◆ **WORK TO COMPLETE**
Pull every line holding the string "auto" from the records below.

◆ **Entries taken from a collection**
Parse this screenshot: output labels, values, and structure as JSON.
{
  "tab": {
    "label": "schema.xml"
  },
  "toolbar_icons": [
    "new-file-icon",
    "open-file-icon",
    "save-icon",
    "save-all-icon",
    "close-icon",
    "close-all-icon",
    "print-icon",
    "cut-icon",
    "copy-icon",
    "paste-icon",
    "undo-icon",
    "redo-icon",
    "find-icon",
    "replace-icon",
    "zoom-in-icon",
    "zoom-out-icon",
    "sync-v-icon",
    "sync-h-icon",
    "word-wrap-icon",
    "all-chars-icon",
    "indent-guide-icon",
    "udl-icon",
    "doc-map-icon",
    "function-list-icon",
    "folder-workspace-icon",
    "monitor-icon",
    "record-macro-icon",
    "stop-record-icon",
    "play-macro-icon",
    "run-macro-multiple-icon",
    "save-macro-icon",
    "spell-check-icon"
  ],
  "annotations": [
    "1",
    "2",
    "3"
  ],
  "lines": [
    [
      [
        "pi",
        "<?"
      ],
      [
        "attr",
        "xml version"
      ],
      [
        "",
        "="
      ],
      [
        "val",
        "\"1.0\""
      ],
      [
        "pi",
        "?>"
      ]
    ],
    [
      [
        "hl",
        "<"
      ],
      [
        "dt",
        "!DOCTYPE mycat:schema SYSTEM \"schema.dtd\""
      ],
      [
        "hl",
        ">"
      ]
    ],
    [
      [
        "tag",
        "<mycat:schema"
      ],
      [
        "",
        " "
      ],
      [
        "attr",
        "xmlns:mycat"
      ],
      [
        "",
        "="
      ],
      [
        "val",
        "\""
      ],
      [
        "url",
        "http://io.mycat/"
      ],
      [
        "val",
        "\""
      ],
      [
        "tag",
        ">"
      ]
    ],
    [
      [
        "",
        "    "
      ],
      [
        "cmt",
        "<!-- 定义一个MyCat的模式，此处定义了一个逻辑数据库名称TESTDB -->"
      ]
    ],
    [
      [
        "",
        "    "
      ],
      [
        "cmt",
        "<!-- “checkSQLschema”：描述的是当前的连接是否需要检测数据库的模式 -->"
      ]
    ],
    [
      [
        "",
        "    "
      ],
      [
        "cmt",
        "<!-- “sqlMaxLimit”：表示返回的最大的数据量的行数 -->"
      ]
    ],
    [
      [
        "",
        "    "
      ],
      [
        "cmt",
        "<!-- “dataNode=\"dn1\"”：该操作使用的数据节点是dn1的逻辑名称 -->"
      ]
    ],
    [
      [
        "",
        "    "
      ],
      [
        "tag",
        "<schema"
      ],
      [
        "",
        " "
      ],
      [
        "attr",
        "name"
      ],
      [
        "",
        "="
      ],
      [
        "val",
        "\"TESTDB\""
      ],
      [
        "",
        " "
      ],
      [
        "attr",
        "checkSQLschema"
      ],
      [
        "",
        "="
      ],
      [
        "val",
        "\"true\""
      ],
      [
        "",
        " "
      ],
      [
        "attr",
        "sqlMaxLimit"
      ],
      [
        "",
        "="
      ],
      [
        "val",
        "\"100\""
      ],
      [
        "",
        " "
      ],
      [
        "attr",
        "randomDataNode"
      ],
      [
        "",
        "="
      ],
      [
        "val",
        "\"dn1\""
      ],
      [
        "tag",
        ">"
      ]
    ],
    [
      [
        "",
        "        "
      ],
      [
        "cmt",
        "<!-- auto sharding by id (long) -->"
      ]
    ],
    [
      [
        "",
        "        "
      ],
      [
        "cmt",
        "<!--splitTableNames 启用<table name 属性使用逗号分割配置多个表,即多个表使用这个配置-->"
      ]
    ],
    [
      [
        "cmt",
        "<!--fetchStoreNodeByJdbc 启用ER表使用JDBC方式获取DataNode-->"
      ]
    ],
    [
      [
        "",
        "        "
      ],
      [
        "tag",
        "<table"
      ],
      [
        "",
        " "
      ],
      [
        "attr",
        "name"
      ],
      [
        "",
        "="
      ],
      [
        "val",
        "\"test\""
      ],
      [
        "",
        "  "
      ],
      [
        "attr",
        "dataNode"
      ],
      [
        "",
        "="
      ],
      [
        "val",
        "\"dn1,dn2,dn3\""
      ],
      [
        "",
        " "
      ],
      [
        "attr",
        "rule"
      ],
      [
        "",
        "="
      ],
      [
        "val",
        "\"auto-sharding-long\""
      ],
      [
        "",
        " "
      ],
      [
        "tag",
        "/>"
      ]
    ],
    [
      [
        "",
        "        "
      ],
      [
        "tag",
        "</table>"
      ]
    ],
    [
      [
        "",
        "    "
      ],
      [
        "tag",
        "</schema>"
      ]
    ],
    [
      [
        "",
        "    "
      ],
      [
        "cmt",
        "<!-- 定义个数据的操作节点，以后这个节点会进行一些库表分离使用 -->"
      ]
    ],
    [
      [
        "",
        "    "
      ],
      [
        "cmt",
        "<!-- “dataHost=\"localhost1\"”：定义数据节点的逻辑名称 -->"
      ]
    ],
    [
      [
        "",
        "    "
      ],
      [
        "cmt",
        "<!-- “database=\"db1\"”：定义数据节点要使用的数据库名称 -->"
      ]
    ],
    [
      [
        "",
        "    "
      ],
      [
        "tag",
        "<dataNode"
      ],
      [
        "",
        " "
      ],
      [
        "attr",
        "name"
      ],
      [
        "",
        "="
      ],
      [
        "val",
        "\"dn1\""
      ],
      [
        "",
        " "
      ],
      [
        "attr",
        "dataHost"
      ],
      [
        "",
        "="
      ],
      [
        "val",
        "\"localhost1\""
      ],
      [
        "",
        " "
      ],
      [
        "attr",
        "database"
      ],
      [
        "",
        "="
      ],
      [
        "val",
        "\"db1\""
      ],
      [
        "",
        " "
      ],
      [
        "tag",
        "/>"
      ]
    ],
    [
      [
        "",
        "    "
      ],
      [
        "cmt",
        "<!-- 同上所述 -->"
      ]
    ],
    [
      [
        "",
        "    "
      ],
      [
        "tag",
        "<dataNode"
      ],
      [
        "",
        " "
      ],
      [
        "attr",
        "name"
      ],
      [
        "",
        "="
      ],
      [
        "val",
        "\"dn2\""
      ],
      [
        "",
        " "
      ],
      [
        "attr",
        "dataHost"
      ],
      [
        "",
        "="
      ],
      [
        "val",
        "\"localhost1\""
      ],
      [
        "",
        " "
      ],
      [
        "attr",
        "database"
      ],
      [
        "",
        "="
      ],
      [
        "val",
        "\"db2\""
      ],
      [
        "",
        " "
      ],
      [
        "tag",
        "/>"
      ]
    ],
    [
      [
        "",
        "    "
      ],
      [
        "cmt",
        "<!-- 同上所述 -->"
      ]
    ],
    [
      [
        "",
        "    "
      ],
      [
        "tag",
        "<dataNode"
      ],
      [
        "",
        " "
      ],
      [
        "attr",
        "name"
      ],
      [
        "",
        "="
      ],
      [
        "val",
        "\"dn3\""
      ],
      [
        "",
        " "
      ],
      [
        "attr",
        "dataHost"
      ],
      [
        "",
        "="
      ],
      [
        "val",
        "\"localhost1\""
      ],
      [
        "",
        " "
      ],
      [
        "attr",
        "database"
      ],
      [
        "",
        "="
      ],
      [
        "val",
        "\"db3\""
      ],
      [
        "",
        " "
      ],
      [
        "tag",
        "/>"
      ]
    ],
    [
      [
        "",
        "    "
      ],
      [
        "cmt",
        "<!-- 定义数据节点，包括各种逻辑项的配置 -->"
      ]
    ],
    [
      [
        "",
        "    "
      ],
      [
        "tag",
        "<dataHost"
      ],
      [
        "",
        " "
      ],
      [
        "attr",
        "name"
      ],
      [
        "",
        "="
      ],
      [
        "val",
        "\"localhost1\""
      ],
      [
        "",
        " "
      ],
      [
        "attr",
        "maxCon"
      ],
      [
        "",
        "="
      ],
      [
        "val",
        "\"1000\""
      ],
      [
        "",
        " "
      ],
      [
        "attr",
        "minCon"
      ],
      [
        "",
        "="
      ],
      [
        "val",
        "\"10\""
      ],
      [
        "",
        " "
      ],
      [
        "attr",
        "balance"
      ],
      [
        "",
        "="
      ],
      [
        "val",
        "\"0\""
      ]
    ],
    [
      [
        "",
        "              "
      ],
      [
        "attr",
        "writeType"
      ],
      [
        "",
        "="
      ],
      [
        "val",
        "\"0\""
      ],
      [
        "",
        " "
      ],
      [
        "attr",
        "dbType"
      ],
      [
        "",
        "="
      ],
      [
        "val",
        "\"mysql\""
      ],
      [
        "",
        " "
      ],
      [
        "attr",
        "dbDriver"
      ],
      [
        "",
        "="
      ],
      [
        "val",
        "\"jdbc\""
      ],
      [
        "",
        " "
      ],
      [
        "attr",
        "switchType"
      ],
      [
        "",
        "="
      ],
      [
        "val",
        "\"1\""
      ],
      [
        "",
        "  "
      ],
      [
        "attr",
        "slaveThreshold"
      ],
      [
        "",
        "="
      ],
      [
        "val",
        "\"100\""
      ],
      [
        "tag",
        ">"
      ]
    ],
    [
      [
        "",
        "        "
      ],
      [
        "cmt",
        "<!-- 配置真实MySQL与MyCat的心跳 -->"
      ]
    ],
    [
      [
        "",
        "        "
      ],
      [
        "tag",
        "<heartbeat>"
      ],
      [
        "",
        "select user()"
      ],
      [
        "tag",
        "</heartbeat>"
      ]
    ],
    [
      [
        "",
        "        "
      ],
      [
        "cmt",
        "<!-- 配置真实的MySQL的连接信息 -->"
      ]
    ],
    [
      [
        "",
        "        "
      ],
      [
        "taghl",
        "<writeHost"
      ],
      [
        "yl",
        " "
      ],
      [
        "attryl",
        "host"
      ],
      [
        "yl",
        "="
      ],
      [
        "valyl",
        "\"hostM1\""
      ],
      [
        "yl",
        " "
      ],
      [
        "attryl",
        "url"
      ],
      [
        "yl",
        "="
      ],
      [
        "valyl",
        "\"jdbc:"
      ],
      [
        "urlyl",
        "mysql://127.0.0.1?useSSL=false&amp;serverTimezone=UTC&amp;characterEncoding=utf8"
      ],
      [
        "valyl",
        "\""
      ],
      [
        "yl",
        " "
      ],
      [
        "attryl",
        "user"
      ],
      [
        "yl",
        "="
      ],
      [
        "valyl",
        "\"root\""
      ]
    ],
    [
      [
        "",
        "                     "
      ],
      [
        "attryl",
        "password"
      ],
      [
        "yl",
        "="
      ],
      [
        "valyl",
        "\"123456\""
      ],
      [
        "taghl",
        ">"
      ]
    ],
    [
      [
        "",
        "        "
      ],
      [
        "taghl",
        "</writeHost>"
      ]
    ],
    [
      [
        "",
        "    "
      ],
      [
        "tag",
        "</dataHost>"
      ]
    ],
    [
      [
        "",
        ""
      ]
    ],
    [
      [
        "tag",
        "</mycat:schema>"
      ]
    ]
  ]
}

◆ **WRITTEN RESPONSE**
        "<!-- auto sharding by id (long) -->"
        "\"auto-sharding-long\""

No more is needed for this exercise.